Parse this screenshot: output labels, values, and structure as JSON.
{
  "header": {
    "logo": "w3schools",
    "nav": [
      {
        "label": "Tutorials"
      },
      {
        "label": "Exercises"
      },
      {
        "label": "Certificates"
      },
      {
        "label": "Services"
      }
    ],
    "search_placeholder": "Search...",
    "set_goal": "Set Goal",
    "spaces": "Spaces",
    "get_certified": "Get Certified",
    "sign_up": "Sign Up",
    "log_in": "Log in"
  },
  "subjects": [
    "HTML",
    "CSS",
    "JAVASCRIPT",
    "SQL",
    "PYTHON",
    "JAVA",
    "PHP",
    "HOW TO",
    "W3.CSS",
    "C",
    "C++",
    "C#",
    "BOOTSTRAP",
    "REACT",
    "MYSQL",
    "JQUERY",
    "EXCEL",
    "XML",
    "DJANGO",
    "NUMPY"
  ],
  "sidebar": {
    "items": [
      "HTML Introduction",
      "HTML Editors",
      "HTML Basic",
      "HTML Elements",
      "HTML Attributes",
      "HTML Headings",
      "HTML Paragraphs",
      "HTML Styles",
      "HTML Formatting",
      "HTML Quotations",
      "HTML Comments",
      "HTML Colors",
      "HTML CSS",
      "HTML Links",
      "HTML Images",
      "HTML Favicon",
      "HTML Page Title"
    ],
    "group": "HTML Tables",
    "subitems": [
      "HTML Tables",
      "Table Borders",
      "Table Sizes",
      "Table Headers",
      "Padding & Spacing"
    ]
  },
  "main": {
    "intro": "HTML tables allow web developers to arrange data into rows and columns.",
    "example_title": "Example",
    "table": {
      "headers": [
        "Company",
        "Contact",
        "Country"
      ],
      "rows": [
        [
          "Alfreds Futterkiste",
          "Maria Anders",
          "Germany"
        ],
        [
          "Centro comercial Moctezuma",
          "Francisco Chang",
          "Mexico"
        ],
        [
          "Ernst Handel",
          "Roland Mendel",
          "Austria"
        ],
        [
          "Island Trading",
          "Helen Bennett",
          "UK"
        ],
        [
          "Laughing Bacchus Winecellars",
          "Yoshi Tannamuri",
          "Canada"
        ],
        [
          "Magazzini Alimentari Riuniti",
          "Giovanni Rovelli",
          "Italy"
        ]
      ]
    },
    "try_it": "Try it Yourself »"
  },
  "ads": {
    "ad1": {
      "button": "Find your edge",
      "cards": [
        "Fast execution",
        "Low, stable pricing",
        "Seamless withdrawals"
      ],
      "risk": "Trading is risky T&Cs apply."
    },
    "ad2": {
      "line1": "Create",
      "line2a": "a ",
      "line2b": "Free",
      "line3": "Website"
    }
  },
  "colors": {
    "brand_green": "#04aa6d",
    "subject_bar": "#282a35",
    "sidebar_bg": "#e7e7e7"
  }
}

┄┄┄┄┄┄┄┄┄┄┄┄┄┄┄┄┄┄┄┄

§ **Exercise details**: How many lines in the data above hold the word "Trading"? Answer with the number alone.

§ **Output of the task**: 2